Cammi Granato (Twitter)

Former Olympic gold medalist, and the captain of the first women’s U.S. gold medal team, Cammi Granato poses with her jersey after being introduced as AGM with the Vancouver Canucks.

James Mackey and Sarah Hall

Women’s hockey has grown—as the game itself has grown.

The National Women’s Hockey League is finally getting the hard fought attention they deserve and the spotlight has finally shifted over. 

The Professional Women’s Hockey Players Association have brought representation to women of all ages, playing the game of hockey.

Former Olympic gold medalist, and the captain of the first women’s U.S. gold medal team in Olympic history, Cammi Granato has made significant strides for women at the NHL level.

At the beginning of the season, Granato was a scout for the Seattle Kraken, where her role in the draft was “to get as many players for our (Seattle’s) database,” Granato said.

“We wrote scouting reports that go into a database where our management team can read them… During the first year, that was my job, just to fill in my team I was covering, and then obviously meeting with Ron [Francis].”

To Granato, every day she was in Seattle, was just another day at the office.

“Getting a job as a pro scout, I didn’t even realize when I took the job that it was going to be big news, and I felt like it was such a natural fit but I didn’t really realize the media would get behind the fact that there was a woman doing professional scouting,” Granato said. 

“The first time we were in Seattle, I went to an event and there was a little girl at the end who asked how she becomes a pro scout, and at that moment, that’s when it hit me. Like ‘Wow. What we are doing is influencing the younger generations to understand there’s opportunity.'”

On Feb. 10, Granato was named Assistant General Manager of the Vancouver Canucks, sharing the title with Émilie Castonguay, the first female AGM in franchise history.

“I never thought I would be in this position… I just commend Jim [Rutherford] for having the foresight to open up his scope of who he interviews, and to hire the people he thinks are most qualified, and I don’t believe that Jim was doing it to make sure he filled a quota. He was doing it to give opportunity to other people with different backgrounds, and he opened the scope up for women to be here and I think to have two of us—it’s really great,” Granato said.

Before the end of the interview, Northeast Valley News asked Granato what she would say to the younger girls— in all aspects of the game, whether scout, player or front office.

“Listen to the things that you really love, listen to yourself and think of what do you love, and do that. No matter how unconventional it is, no matter what you think your skill level is in that, if you feel a passion and love towards something, you should definitely just go for it, and get involved,” Granato said.
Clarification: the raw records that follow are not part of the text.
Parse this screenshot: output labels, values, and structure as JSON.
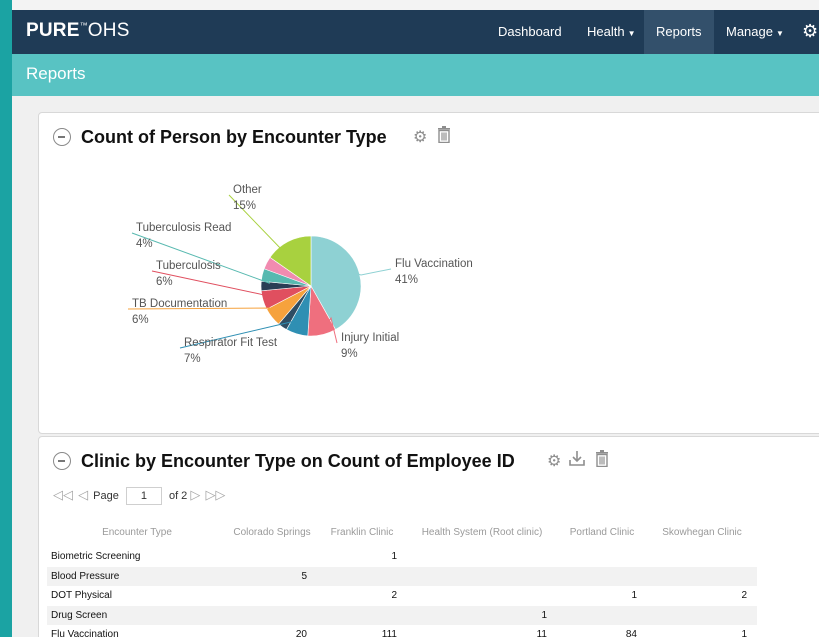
{
  "brand": {
    "bold": "PURE",
    "light": "OHS"
  },
  "nav": {
    "items": [
      {
        "label": "Dashboard",
        "caret": false
      },
      {
        "label": "Health",
        "caret": true
      },
      {
        "label": "Reports",
        "caret": false,
        "active": true
      },
      {
        "label": "Manage",
        "caret": true
      }
    ]
  },
  "page": {
    "title": "Reports"
  },
  "pie_panel": {
    "title": "Count of Person by Encounter Type",
    "chart_data": {
      "type": "pie",
      "slices": [
        {
          "label": "Flu Vaccination",
          "pct_label": "41%",
          "value": 41,
          "color": "#8ed1d3"
        },
        {
          "label": "Injury Initial",
          "pct_label": "9%",
          "value": 9,
          "color": "#ef6f7e"
        },
        {
          "label": "Respirator Fit Test",
          "pct_label": "7%",
          "value": 7,
          "color": "#2f8fb3"
        },
        {
          "label": "",
          "pct_label": "",
          "value": 3,
          "color": "#2e4d63"
        },
        {
          "label": "TB Documentation",
          "pct_label": "6%",
          "value": 6,
          "color": "#f6a23d"
        },
        {
          "label": "Tuberculosis",
          "pct_label": "6%",
          "value": 6,
          "color": "#e04f5f"
        },
        {
          "label": "",
          "pct_label": "",
          "value": 3,
          "color": "#2a3e55"
        },
        {
          "label": "Tuberculosis Read",
          "pct_label": "4%",
          "value": 4,
          "color": "#58b9b0"
        },
        {
          "label": "",
          "pct_label": "",
          "value": 4,
          "color": "#f18bb0"
        },
        {
          "label": "Other",
          "pct_label": "15%",
          "value": 15,
          "color": "#a8d13f"
        }
      ]
    }
  },
  "table_panel": {
    "title": "Clinic by Encounter Type on Count of Employee ID",
    "pager": {
      "page_label": "Page",
      "page_value": "1",
      "of_label": "of 2"
    },
    "columns": [
      "Encounter Type",
      "Colorado Springs",
      "Franklin Clinic",
      "Health System (Root clinic)",
      "Portland Clinic",
      "Skowhegan Clinic"
    ],
    "rows": [
      {
        "type": "Biometric Screening",
        "c1": "",
        "c2": "1",
        "c3": "",
        "c4": "",
        "c5": ""
      },
      {
        "type": "Blood Pressure",
        "c1": "5",
        "c2": "",
        "c3": "",
        "c4": "",
        "c5": ""
      },
      {
        "type": "DOT Physical",
        "c1": "",
        "c2": "2",
        "c3": "",
        "c4": "1",
        "c5": "2"
      },
      {
        "type": "Drug Screen",
        "c1": "",
        "c2": "",
        "c3": "1",
        "c4": "",
        "c5": ""
      },
      {
        "type": "Flu Vaccination",
        "c1": "20",
        "c2": "111",
        "c3": "11",
        "c4": "84",
        "c5": "1"
      }
    ]
  }
}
“I think it’s that belief in yourself, and that you’re enough and that you don’t have to be the best to start something. For me it’s about dreaming big, and dreaming big doesn’t mean you have to win gold medals and it doesn’t mean you have to make it to the pros. Dreaming big is just finding your happy place.”